But it’s also stressful for both them and me, so this is a great rest and treat.
I’ve been to the theatre three times – twice to the West End, to see “Women on the verge of a nervous breakdown,” based on the Almodovar film, a fantastic production which I loved, and “Sunny afternoon,” a hilarious and yet moving play about the career of the Kinks, which I also loved and so did Penny and Liz. Liz has been an actress for decades and knows everyone, so it’s been great to get her take on the world of British theatre. We went last night to a small but important theatre in Richmond, the Orange Tree, to see “Play Mas,” about the independence of Trinidad and its cost.
So – quite a range, and tomorrow, something else again, My Night with Reg, of which a review says, “My Night with Reg is the most artificial and the truest, the funniest and most searing play to be found anywhere on the London stage. It matters absolutely that all the characters in it are gay, and it matters not a jot.” Sounds like my kind of show.

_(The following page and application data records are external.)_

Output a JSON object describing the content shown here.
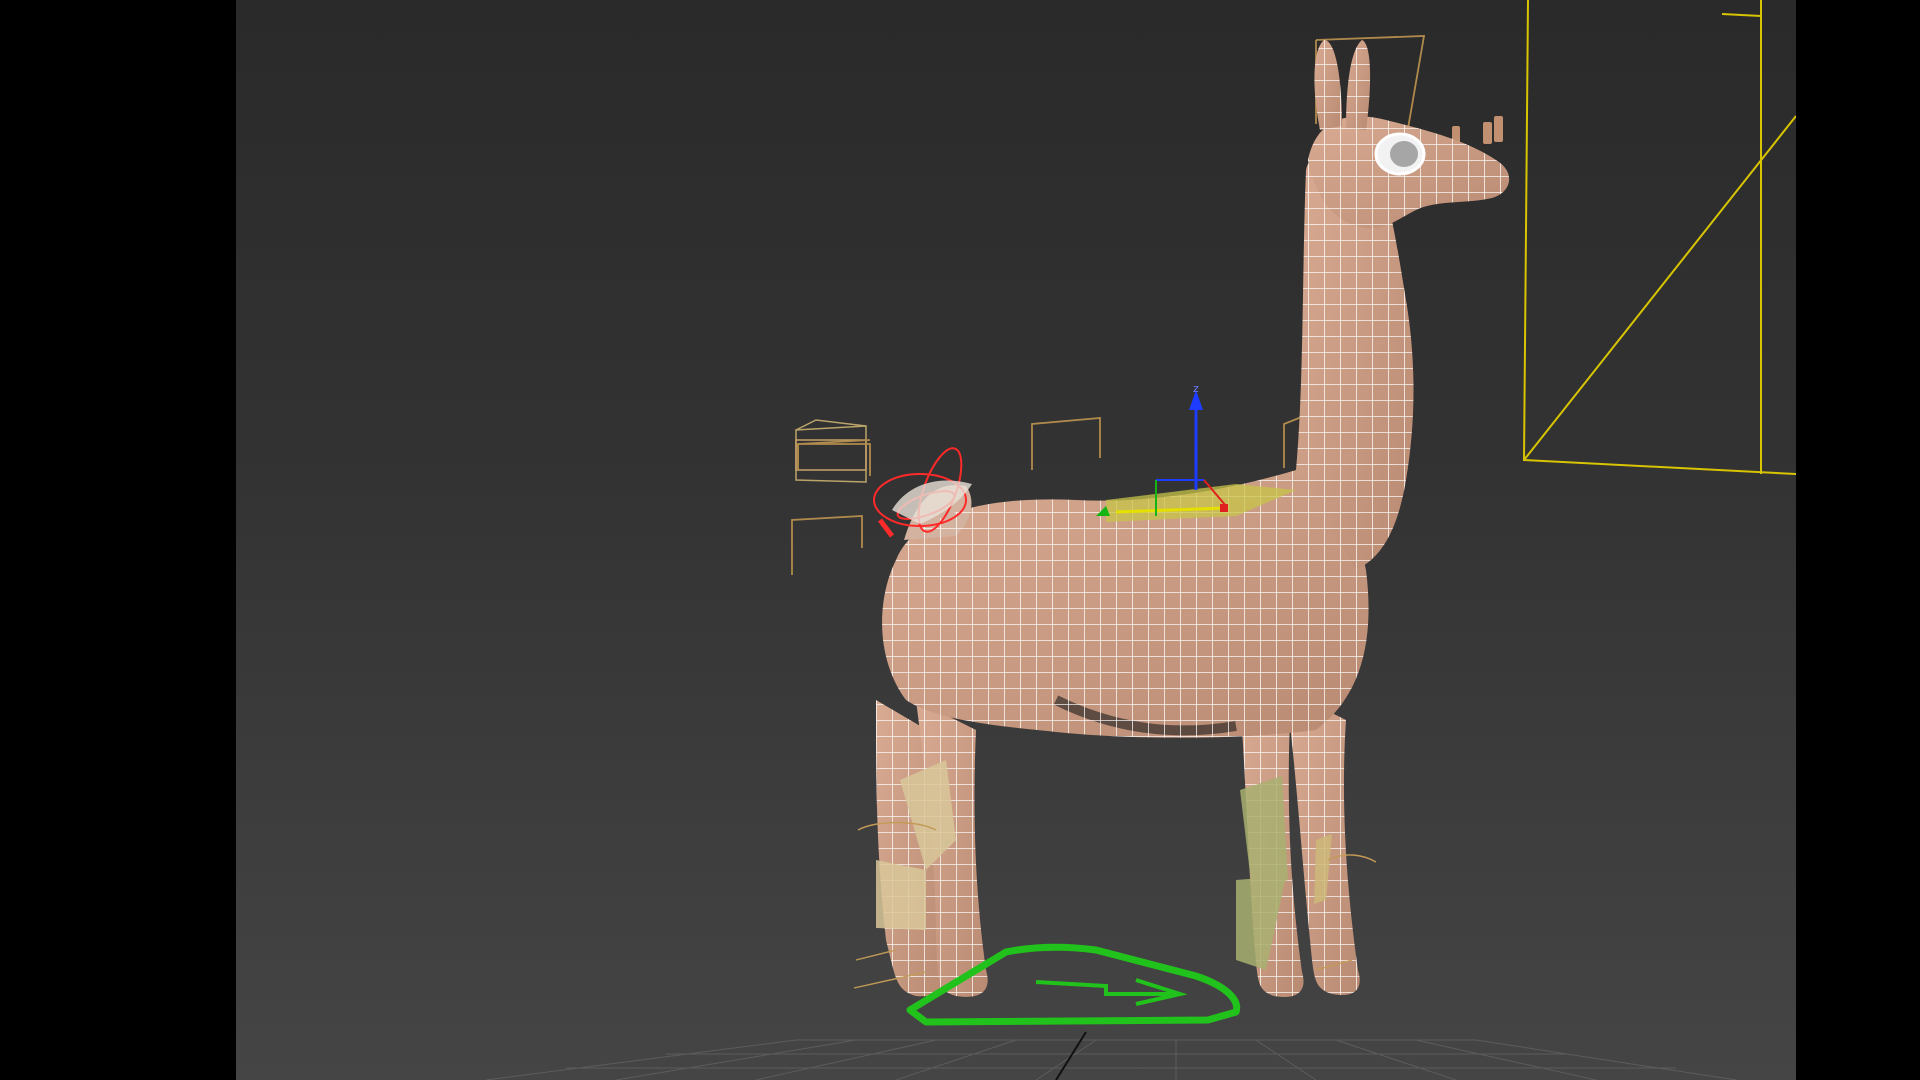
{
  "viewport": {
    "label": "",
    "gizmo": {
      "z_axis_label": "z"
    },
    "colors": {
      "background_top": "#2a2a2a",
      "background_bottom": "#454545",
      "mesh_fill": "#c79a84",
      "wireframe": "#ffffff",
      "camera_frame": "#d8c400",
      "control_ring": "#21c21c",
      "bone": "#bba46a",
      "tail_gizmo": "#ff2a2a",
      "axis_z": "#1e3cff",
      "axis_x": "#e02020",
      "axis_y": "#14b414"
    }
  },
  "scene": {
    "object": "llama-rigged-mesh",
    "controls": [
      "tail-rotate-gizmo",
      "root-control-ring",
      "move-gizmo"
    ]
  }
}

As you’ve seen in the pix, there were spectacular visits to Hampton Court and to Kew Gardens and pubs. It’s surreal, the mix of very old and very new history – the places where kings lived, where Romans roamed, and then Liz says, “Mick Jagger has a house up that hill, this pub is Bill Wyman’s local, and another rock god owns that enormous houseboat – it’s a recording studio.”
I have to tell you that I’m too tired, much too tired, to give you any kind of sentient analysis of life in London or of anything much at all. Here’s the good news – Liz has lent me a bigger suitcase. She is coming to Toronto later in the year and will bring my small one and we’ll trade. So I don’t have to worry about squashing everything in. Though I thought I’d packed as lightly as possible, still, there’s a lot of stuff. But I don’t regret anything – it has been very cold and I’ve had enough layers. I have managed so far not to lose anything except a gold earring that jumped from Liz’s window sill and vanished into thin air. I’m not sure I’d do a trip like this this way again, with so much moving around, except that it has been wonderful. I feel a bit battered, but enriched. And much fatter. So much bread and pasta in transit, so little fruit and veg. Ah well.
Profoundly grateful, always, for the freedom to travel, for family at home, for the link of the internet. Missing my family. Onward.